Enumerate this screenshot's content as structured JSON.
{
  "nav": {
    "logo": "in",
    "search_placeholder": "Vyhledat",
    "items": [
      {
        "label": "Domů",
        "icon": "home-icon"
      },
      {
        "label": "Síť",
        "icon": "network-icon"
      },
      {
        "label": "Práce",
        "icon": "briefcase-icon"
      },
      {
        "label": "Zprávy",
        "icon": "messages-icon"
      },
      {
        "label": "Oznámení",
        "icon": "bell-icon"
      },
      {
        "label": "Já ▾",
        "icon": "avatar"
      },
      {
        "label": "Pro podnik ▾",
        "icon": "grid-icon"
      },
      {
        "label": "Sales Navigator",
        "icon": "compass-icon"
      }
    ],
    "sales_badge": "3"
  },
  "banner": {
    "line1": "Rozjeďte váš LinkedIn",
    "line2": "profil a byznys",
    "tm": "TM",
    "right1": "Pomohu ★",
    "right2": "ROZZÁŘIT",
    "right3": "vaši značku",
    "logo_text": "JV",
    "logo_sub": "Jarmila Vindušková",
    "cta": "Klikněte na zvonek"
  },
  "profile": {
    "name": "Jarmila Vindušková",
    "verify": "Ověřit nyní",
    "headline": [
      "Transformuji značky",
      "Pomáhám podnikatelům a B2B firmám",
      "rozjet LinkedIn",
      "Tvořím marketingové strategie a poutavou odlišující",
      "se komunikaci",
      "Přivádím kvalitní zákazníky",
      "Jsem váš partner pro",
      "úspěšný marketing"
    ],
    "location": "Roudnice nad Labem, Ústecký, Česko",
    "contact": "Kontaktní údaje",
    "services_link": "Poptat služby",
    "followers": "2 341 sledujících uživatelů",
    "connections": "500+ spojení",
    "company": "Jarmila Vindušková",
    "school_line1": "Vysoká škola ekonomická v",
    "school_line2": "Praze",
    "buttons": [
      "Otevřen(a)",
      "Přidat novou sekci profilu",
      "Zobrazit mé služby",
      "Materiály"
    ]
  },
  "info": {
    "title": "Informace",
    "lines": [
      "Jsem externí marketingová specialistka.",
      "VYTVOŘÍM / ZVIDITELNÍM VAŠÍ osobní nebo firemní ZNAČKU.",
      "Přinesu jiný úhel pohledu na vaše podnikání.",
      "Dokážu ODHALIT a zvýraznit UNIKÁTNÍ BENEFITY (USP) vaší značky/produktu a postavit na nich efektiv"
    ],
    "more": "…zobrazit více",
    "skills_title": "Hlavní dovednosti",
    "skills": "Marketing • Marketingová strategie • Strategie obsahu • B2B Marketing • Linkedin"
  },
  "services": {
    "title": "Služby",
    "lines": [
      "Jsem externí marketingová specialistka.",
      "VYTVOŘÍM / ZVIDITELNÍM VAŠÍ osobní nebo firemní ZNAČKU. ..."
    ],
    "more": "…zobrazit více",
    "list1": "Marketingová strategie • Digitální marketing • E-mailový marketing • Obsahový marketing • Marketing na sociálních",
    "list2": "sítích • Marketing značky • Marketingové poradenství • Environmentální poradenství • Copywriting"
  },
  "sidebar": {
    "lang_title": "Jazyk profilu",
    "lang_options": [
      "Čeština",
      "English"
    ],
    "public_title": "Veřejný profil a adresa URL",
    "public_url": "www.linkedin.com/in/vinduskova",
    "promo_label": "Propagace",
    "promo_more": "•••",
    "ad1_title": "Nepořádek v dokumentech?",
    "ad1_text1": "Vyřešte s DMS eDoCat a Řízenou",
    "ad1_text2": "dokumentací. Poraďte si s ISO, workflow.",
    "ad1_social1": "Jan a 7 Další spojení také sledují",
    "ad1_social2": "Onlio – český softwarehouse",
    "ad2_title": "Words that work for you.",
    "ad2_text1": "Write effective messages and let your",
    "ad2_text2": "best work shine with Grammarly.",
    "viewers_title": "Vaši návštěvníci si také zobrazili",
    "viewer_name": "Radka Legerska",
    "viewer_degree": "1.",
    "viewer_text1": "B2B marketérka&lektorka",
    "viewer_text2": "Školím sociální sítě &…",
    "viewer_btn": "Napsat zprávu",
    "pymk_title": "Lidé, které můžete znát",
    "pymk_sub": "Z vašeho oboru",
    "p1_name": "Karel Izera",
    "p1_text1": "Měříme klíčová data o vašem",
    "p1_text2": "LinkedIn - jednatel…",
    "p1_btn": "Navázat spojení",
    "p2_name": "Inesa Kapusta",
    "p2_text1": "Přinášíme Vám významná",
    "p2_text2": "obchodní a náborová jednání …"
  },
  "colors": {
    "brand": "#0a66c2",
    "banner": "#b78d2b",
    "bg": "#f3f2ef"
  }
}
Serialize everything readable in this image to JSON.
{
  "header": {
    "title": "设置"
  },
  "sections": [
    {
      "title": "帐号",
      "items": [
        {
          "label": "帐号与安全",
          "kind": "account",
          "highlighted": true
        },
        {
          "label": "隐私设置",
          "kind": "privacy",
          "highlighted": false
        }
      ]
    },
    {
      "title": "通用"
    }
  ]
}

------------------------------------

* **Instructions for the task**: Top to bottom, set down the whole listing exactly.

* **Expected output**:
Enumerate this screenshot's content as structured JSON.
{
  "nav": {
    "logo": "in",
    "search_placeholder": "Vyhledat",
    "items": [
      {
        "label": "Domů",
        "icon": "home-icon"
      },
      {
        "label": "Síť",
        "icon": "network-icon"
      },
      {
        "label": "Práce",
        "icon": "briefcase-icon"
      },
      {
        "label": "Zprávy",
        "icon": "messages-icon"
      },
      {
        "label": "Oznámení",
        "icon": "bell-icon"
      },
      {
        "label": "Já ▾",
        "icon": "avatar"
      },
      {
        "label": "Pro podnik ▾",
        "icon": "grid-icon"
      },
      {
        "label": "Sales Navigator",
        "icon": "compass-icon"
      }
    ],
    "sales_badge": "3"
  },
  "banner": {
    "line1": "Rozjeďte váš LinkedIn",
    "line2": "profil a byznys",
    "tm": "TM",
    "right1": "Pomohu ★",
    "right2": "ROZZÁŘIT",
    "right3": "vaši značku",
    "logo_text": "JV",
    "logo_sub": "Jarmila Vindušková",
    "cta": "Klikněte na zvonek"
  },
  "profile": {
    "name": "Jarmila Vindušková",
    "verify": "Ověřit nyní",
    "headline": [
      "Transformuji značky",
      "Pomáhám podnikatelům a B2B firmám",
      "rozjet LinkedIn",
      "Tvořím marketingové strategie a poutavou odlišující",
      "se komunikaci",
      "Přivádím kvalitní zákazníky",
      "Jsem váš partner pro",
      "úspěšný marketing"
    ],
    "location": "Roudnice nad Labem, Ústecký, Česko",
    "contact": "Kontaktní údaje",
    "services_link": "Poptat služby",
    "followers": "2 341 sledujících uživatelů",
    "connections": "500+ spojení",
    "company": "Jarmila Vindušková",
    "school_line1": "Vysoká škola ekonomická v",
    "school_line2": "Praze",
    "buttons": [
      "Otevřen(a)",
      "Přidat novou sekci profilu",
      "Zobrazit mé služby",
      "Materiály"
    ]
  },
  "info": {
    "title": "Informace",
    "lines": [
      "Jsem externí marketingová specialistka.",
      "VYTVOŘÍM / ZVIDITELNÍM VAŠÍ osobní nebo firemní ZNAČKU.",
      "Přinesu jiný úhel pohledu na vaše podnikání.",
      "Dokážu ODHALIT a zvýraznit UNIKÁTNÍ BENEFITY (USP) vaší značky/produktu a postavit na nich efektiv"
    ],
    "more": "…zobrazit více",
    "skills_title": "Hlavní dovednosti",
    "skills": "Marketing • Marketingová strategie • Strategie obsahu • B2B Marketing • Linkedin"
  },
  "services": {
    "title": "Služby",
    "lines": [
      "Jsem externí marketingová specialistka.",
      "VYTVOŘÍM / ZVIDITELNÍM VAŠÍ osobní nebo firemní ZNAČKU. ..."
    ],
    "more": "…zobrazit více",
    "list1": "Marketingová strategie • Digitální marketing • E-mailový marketing • Obsahový marketing • Marketing na sociálních",
    "list2": "sítích • Marketing značky • Marketingové poradenství • Environmentální poradenství • Copywriting"
  },
  "sidebar": {
    "lang_title": "Jazyk profilu",
    "lang_options": [
      "Čeština",
      "English"
    ],
    "public_title": "Veřejný profil a adresa URL",
    "public_url": "www.linkedin.com/in/vinduskova",
    "promo_label": "Propagace",
    "promo_more": "•••",
    "ad1_title": "Nepořádek v dokumentech?",
    "ad1_text1": "Vyřešte s DMS eDoCat a Řízenou",
    "ad1_text2": "dokumentací. Poraďte si s ISO, workflow.",
    "ad1_social1": "Jan a 7 Další spojení také sledují",
    "ad1_social2": "Onlio – český softwarehouse",
    "ad2_title": "Words that work for you.",
    "ad2_text1": "Write effective messages and let your",
    "ad2_text2": "best work shine with Grammarly.",
    "viewers_title": "Vaši návštěvníci si také zobrazili",
    "viewer_name": "Radka Legerska",
    "viewer_degree": "1.",
    "viewer_text1": "B2B marketérka&lektorka",
    "viewer_text2": "Školím sociální sítě &…",
    "viewer_btn": "Napsat zprávu",
    "pymk_title": "Lidé, které můžete znát",
    "pymk_sub": "Z vašeho oboru",
    "p1_name": "Karel Izera",
    "p1_text1": "Měříme klíčová data o vašem",
    "p1_text2": "LinkedIn - jednatel…",
    "p1_btn": "Navázat spojení",
    "p2_name": "Inesa Kapusta",
    "p2_text1": "Přinášíme Vám významná",
    "p2_text2": "obchodní a náborová jednání …"
  },
  "colors": {
    "brand": "#0a66c2",
    "banner": "#b78d2b",
    "bg": "#f3f2ef"
  }
}
Serialize everything readable in this image to JSON.
{
  "header": {
    "title": "设置"
  },
  "sections": [
    {
      "title": "帐号",
      "items": [
        {
          "label": "帐号与安全",
          "kind": "account",
          "highlighted": true
        },
        {
          "label": "隐私设置",
          "kind": "privacy",
          "highlighted": false
        }
      ]
    },
    {
      "title": "通用"
    }
  ]
}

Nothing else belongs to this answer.